My research in social and political philosophy addresses the epistemic dimensions of emancipatory social movements. Combating oppressive institutions and ideologies requires, in part, changing how members of a political community understand their relations to other members of their community. My work in political epistemology— the study of the role of knowledge and understanding in political life— explores how emancipatory social movements characterize what it is to understand others as fellow members of one’s political community. I historically situate my work in the antebellum political thought of Black abolitionists such as Frederick Douglass and Martin Delany.
I'm also currently working on projects about citizenship and migration, the role humility in political life, and the connection between self-ownership and ownership of one’s labor in Locke’s political thought.
To Reforge the Nation: Emancipatory Politics and Antebellum Black Abolitionism
Emancipatory social movements seek, in part, to bring about more just and inclusive forms of political community. How a movement pursues transformative political change of this sort depends its account of how political actors understand others as fellow members of their community. Through an interpretation of the antebellum political thought of Black abolitionists Frederick Douglass and Martin Delany, I defend a political epistemology of acknowledgement. I acknowledge you as a fellow member of my political community because you enact a commitment to the fundamental principles of the polity; enacting such a commitment is what makes you a member of the community. My acknowledgement itself consists in a responsiveness to the fact—independent of my own judgment— that you are a member of the community. This responsiveness manifests in how we comport ourselves in relation to one another in political life. This account of political membership and acknowledgement is well-equipped to combat varieties of ideology that aim to deprive people subject to oppression of political standing in a polity.

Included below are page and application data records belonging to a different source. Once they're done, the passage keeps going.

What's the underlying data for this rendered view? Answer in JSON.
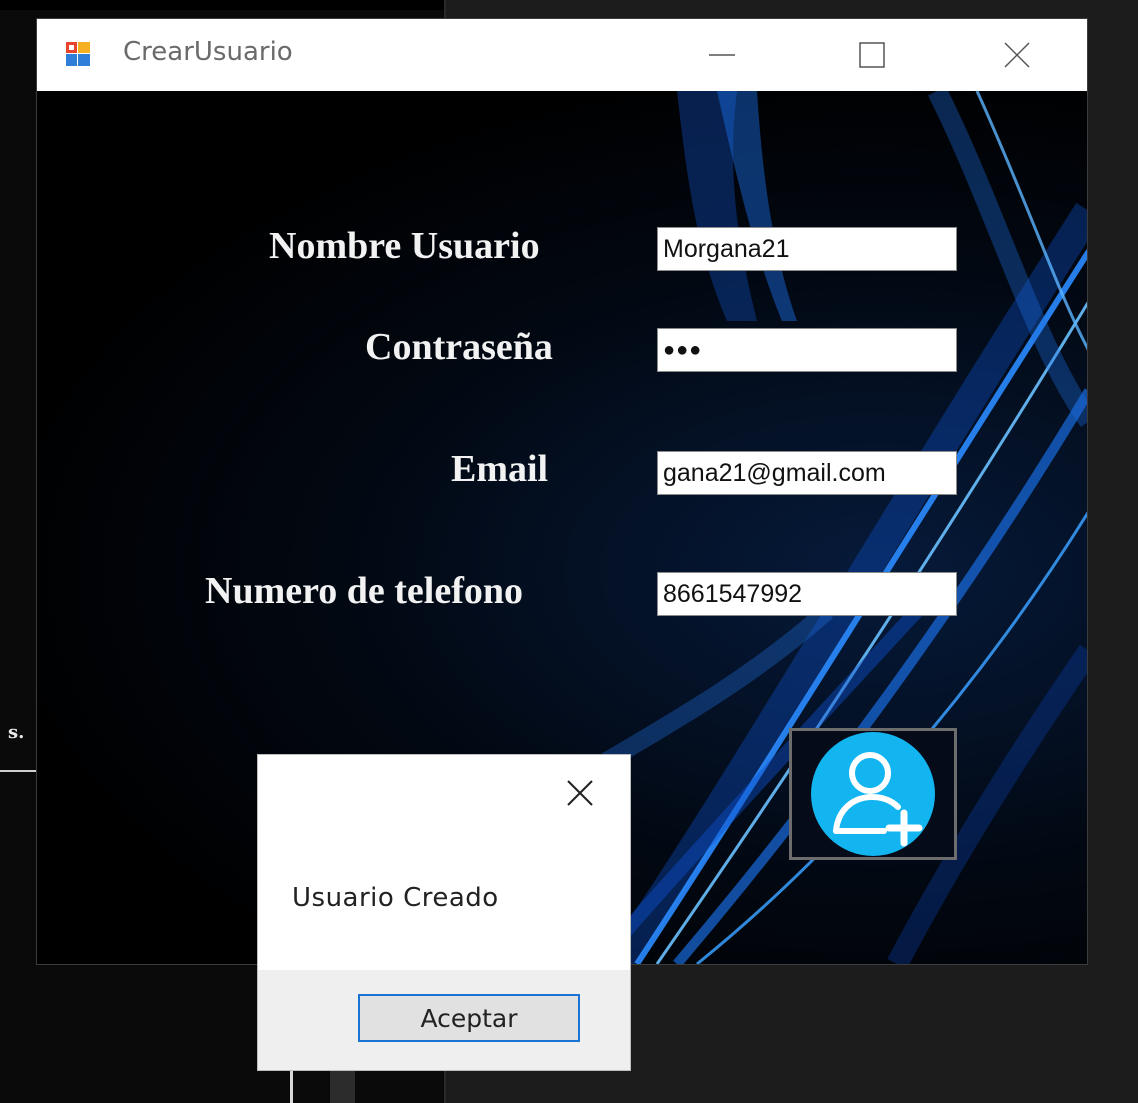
{
  "window": {
    "title": "CrearUsuario"
  },
  "form": {
    "username_label": "Nombre Usuario",
    "username_value": "Morgana21",
    "password_label": "Contraseña",
    "password_value": "●●●",
    "email_label": "Email",
    "email_value": "gana21@gmail.com",
    "phone_label": "Numero de telefono",
    "phone_value": "8661547992"
  },
  "dialog": {
    "message": "Usuario Creado",
    "ok_label": "Aceptar"
  },
  "background": {
    "snippet_text": "s."
  },
  "colors": {
    "accent_blue": "#1a74d4",
    "add_user_circle": "#12b5f0"
  },
  "icons": {
    "app": "app-form-icon",
    "add_user": "add-user-icon",
    "minimize": "minimize-icon",
    "maximize": "maximize-icon",
    "close": "close-icon"
  }
}
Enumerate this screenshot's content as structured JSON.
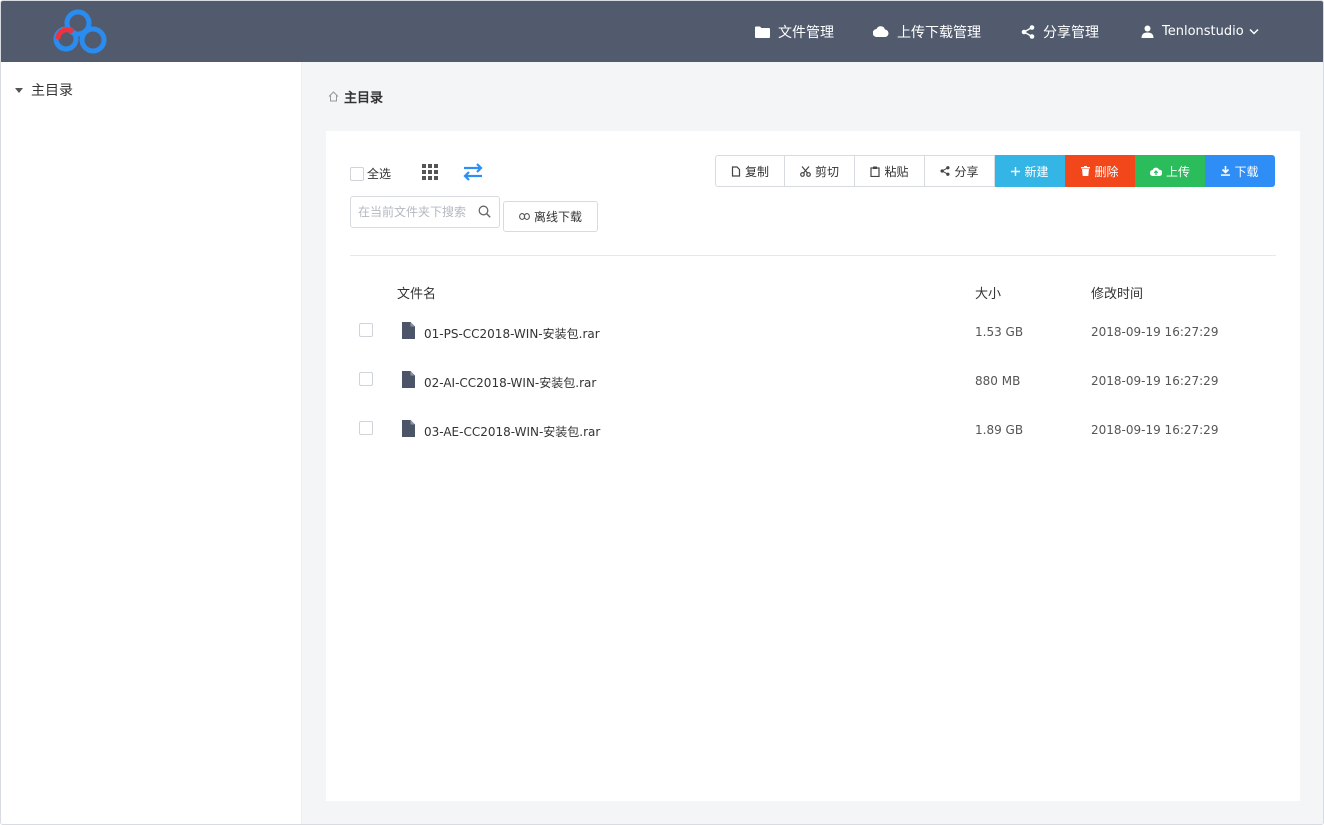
{
  "nav": {
    "file_mgmt": "文件管理",
    "transfer_mgmt": "上传下载管理",
    "share_mgmt": "分享管理",
    "user": "Tenlonstudio"
  },
  "sidebar": {
    "root": "主目录"
  },
  "breadcrumb": {
    "current": "主目录"
  },
  "toolbar": {
    "select_all": "全选",
    "copy": "复制",
    "cut": "剪切",
    "paste": "粘贴",
    "share": "分享",
    "new": "新建",
    "delete": "删除",
    "upload": "上传",
    "download": "下载",
    "search_placeholder": "在当前文件夹下搜索",
    "offline_download": "离线下载"
  },
  "table": {
    "headers": {
      "name": "文件名",
      "size": "大小",
      "modified": "修改时间"
    },
    "rows": [
      {
        "name": "01-PS-CC2018-WIN-安装包.rar",
        "size": "1.53 GB",
        "modified": "2018-09-19 16:27:29"
      },
      {
        "name": "02-AI-CC2018-WIN-安装包.rar",
        "size": "880 MB",
        "modified": "2018-09-19 16:27:29"
      },
      {
        "name": "03-AE-CC2018-WIN-安装包.rar",
        "size": "1.89 GB",
        "modified": "2018-09-19 16:27:29"
      }
    ]
  },
  "colors": {
    "topbar": "#525b6e",
    "new": "#33b5e5",
    "delete": "#f2461b",
    "upload": "#2bbd5c",
    "download": "#2f8ef5"
  },
  "icons": [
    "logo-icon",
    "folder-icon",
    "cloud-icon",
    "share-icon",
    "user-icon",
    "chevron-down-icon",
    "caret-down-icon",
    "home-icon",
    "grid-view-icon",
    "swap-icon",
    "copy-icon",
    "scissors-icon",
    "paste-icon",
    "plus-icon",
    "trash-icon",
    "cloud-upload-icon",
    "download-icon",
    "search-icon",
    "link-icon",
    "file-icon"
  ]
}
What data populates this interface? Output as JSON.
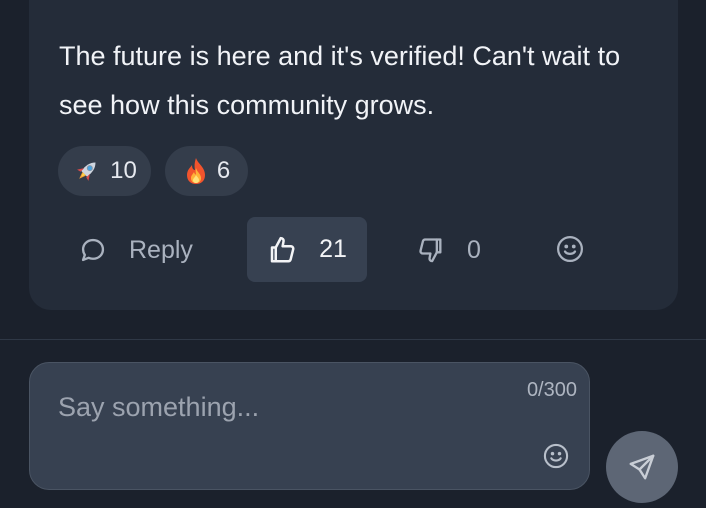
{
  "comment": {
    "text": "The future is here and it's verified! Can't wait to see how this community grows.",
    "reactions": [
      {
        "emoji": "rocket-icon",
        "count": "10"
      },
      {
        "emoji": "fire-icon",
        "count": "6"
      }
    ],
    "actions": {
      "reply_label": "Reply",
      "like_count": "21",
      "dislike_count": "0"
    }
  },
  "composer": {
    "placeholder": "Say something...",
    "counter": "0/300"
  },
  "colors": {
    "background": "#1b212c",
    "card": "#242c39",
    "chip": "#343d4b",
    "active_button": "#374151",
    "send_button": "#5d6675"
  }
}
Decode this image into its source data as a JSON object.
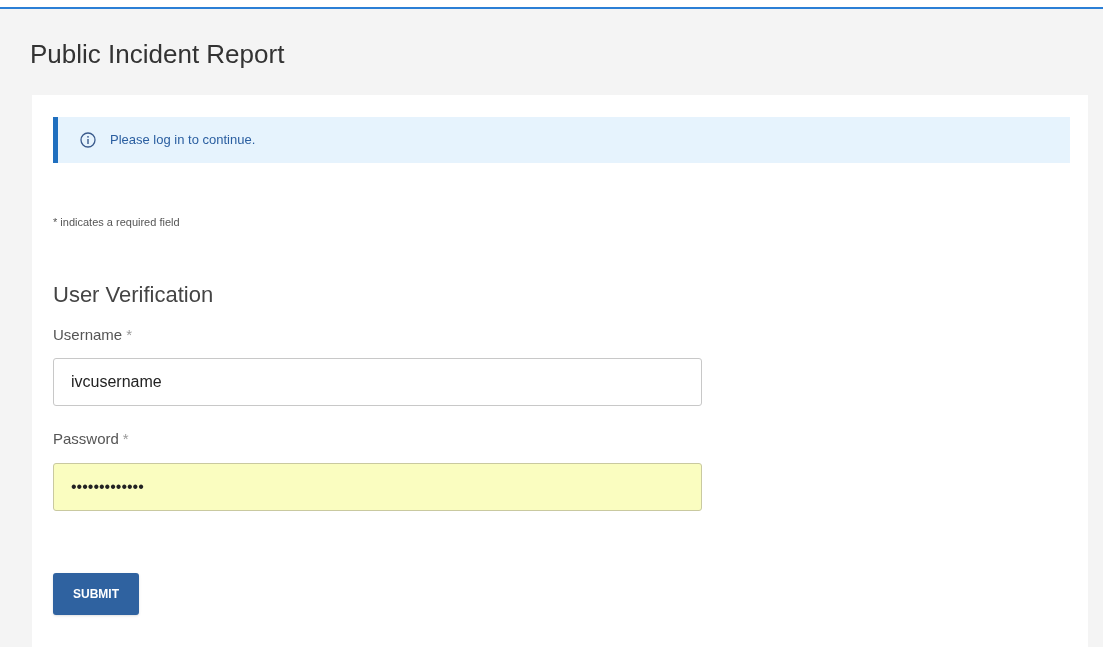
{
  "page_title": "Public Incident Report",
  "alert": {
    "kind": "info",
    "text": "Please log in to continue."
  },
  "required_note": "* indicates a required field",
  "section_title": "User Verification",
  "fields": [
    {
      "label": "Username",
      "required_mark": "*",
      "value": "ivcusername",
      "autofilled": false
    },
    {
      "label": "Password",
      "required_mark": "*",
      "value": "•••••••••••••",
      "autofilled": true
    }
  ],
  "submit_button": "SUBMIT"
}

This article draws on the antebellum political thought of Black abolitionists Frederick Douglass and Martin Delany in critically assessing the efficacy of reasonableness in advancing the aims of emancipatory politics in political discourse. I argue, through a reading of Douglass and Delany, that comporting oneself reasonably in the face of oppressive ideology can be counterproductive, if one's aim is to undermine such ideology and the institutions it supports. Douglass and Delany, I argue, also provide us with a framework for evaluating alternative discursive strategies we might wish to employ in light of the limited value of reasonableness for emancipatory politics.